Will a Debt Consolidation Loan get you Debt Free?
Many people who are struggling to pay down debt consider getting a debt consolidation loan to help them out. Debt consolidation is a situation where you combine your various outstanding debts into a one monthly payment. The most common way of doing this is to get a debt consolidation loan from a bank or private lender.
With a debt consolidation loan, the goal is to get a loan that has a lower overall interest rate than your original debt. Doing so will lower your monthly payments and reduce the amount of money that you will spend on interest.
Since the goal is to lower the overall amount that you will spend on interest, you should obviously not take any loan that does not have a lower overall interest rate than your existing debt. Some companies offer debt consolidation loans or debt consolidation services that simply combine your debts into one monthly payment. While this option simplifies the process (since you only have one bill to repay instead of several) it does not save you any money.
To find out whether or not debt consolidation can help you, you’ll need to compare how much you’re expected to pay now (total of all bills, including interest) with how much you will be asked to pay under debt consolidation. The amount you are expected to pay under debt consolidation should be less than what you are paying now.
Potential Problems with Debt Consolidation
In order to qualify for consolidation, you will need to have a decent credit rating and a steady income as well as a good history of repaying your bills. In cases where you have a poor credit history or problems with your credit rating, you may be asked to put something up as security against the loan (such as your home).
As you can see, the above situation can be a potential problem with debt consolidation. In order to get a loan with a favourable interest rate, you will need a steady income, a good credit rating and a strong credit history. Some people who have high levels of debt or who are having trouble repaying their bills may not be able to get a debt consolidation loan or, if they are, the loan given to them will have a very high interest rate. This situation does not save you money and could even cost you money.
Unfortunately, if you’ve missed paying bills in the past due to having more debt than you can handle, your credit rating has likely already been damaged. This can make it very difficult to get a debt consolidation loan that will benefit you.
Debt Consolidation Alternatives
The good news is that, even if you can’t get a debt consolidation loan, there are options available that can help you repay your debt. Speaking with a licensed insolvency trustee can help you understand the debt relief options that are available to you. Some people worry that, because of the name, a trustee in bankruptcy is only there to help file for bankruptcy. This is not true. While a trustee is legally able to administer a bankruptcy, he or she is also trained to review financial situations and provide you with information on the available options.
One option is a consumer proposal. A consumer proposal is a legal process through which you make an offer to your creditors to repay them on terms that are possible for you. In most consumer proposals, you offer to repay a portion of your debt over a specific period of time. Consumer proposals are usually paid in monthly payments. Once all payments have been made, your remaining outstanding debt is forgiven.
A consumer proposal is sent to all of your unsecured creditors. They will then need to vote on whether or not they will accept your proposal. If the majority of your unsecured creditors vote to accept, then all will be bound by its terms.

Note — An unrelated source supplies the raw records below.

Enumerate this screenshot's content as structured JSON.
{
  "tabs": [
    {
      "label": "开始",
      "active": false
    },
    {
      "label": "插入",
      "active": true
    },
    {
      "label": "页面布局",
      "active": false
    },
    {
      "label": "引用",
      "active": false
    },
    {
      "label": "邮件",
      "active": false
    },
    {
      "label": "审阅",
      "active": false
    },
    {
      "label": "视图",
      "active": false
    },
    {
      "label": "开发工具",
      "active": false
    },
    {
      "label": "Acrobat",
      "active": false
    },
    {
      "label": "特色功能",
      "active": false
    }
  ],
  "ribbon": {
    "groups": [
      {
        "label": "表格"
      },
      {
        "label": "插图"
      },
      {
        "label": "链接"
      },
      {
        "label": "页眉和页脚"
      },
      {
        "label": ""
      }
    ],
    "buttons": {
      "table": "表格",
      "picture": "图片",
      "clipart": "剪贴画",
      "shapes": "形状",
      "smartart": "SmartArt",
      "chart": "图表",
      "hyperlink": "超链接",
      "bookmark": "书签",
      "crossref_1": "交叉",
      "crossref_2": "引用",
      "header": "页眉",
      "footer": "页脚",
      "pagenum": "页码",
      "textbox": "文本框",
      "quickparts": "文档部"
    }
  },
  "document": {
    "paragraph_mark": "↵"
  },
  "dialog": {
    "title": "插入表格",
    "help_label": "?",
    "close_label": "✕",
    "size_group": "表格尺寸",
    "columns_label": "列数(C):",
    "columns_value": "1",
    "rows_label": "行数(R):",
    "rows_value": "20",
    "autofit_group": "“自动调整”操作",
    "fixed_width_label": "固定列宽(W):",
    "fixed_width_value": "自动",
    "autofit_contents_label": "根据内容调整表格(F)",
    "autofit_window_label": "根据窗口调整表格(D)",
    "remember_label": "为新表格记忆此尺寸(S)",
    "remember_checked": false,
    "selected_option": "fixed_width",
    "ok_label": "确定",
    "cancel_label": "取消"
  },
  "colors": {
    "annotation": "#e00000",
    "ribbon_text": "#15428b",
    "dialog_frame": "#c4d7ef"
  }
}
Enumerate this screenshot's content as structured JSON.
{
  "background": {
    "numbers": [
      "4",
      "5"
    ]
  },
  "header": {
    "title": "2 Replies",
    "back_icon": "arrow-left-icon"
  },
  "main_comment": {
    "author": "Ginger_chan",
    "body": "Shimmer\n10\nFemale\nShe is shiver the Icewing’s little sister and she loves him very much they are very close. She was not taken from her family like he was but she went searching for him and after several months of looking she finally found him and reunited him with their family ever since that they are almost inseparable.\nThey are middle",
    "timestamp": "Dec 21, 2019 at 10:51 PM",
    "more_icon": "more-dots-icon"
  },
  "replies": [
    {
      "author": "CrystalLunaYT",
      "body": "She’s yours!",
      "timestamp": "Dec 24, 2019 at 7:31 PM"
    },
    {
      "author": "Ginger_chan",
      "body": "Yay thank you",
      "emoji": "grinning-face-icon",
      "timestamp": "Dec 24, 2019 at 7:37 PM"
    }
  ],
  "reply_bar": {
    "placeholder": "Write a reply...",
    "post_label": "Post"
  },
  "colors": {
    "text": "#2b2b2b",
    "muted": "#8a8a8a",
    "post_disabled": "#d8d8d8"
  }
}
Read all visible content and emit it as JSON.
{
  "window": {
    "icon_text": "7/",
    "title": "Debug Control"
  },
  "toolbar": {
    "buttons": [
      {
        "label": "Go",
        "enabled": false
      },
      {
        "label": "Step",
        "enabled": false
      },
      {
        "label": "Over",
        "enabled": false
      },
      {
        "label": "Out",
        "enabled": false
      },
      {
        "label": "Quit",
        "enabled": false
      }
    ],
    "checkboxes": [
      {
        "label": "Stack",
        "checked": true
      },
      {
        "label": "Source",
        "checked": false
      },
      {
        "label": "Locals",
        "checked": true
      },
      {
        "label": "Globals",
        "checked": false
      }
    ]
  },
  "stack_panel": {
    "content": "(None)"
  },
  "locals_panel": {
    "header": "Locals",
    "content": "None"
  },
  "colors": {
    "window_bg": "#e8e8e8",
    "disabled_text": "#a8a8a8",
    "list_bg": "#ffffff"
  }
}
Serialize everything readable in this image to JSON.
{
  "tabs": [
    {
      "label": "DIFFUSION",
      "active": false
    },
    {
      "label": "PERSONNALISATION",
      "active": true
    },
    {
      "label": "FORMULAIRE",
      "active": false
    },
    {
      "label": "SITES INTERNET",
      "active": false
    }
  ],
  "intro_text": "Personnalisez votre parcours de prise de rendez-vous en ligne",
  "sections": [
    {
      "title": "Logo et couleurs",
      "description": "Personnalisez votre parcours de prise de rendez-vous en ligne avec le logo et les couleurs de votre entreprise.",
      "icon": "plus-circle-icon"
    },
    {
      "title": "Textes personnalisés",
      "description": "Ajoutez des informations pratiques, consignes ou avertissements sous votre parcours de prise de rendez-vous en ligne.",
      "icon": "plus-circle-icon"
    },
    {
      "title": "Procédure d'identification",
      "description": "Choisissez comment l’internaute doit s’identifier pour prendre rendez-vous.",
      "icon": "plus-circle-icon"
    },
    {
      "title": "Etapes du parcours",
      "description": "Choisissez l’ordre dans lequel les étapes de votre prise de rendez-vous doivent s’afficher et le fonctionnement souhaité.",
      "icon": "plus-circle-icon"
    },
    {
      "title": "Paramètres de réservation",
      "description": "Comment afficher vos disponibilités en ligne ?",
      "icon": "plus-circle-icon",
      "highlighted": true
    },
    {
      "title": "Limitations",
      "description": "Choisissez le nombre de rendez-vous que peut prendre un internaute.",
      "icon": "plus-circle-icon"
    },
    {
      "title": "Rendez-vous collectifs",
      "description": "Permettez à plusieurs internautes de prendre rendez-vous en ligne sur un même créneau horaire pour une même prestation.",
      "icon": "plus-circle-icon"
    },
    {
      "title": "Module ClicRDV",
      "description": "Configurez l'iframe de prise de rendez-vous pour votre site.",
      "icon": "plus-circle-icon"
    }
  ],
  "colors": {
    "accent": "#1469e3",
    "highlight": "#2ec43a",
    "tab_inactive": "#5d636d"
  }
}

One of the main differences between a consumer proposal and debt consolidation is that a consumer proposal reduces the overall amount that you are expected to repay while debt consolidation typically only reduces the interest at best. If you are having trouble repaying your debts, you may wish to investigate the consumer proposal option by meeting with a trustee for a free consultation.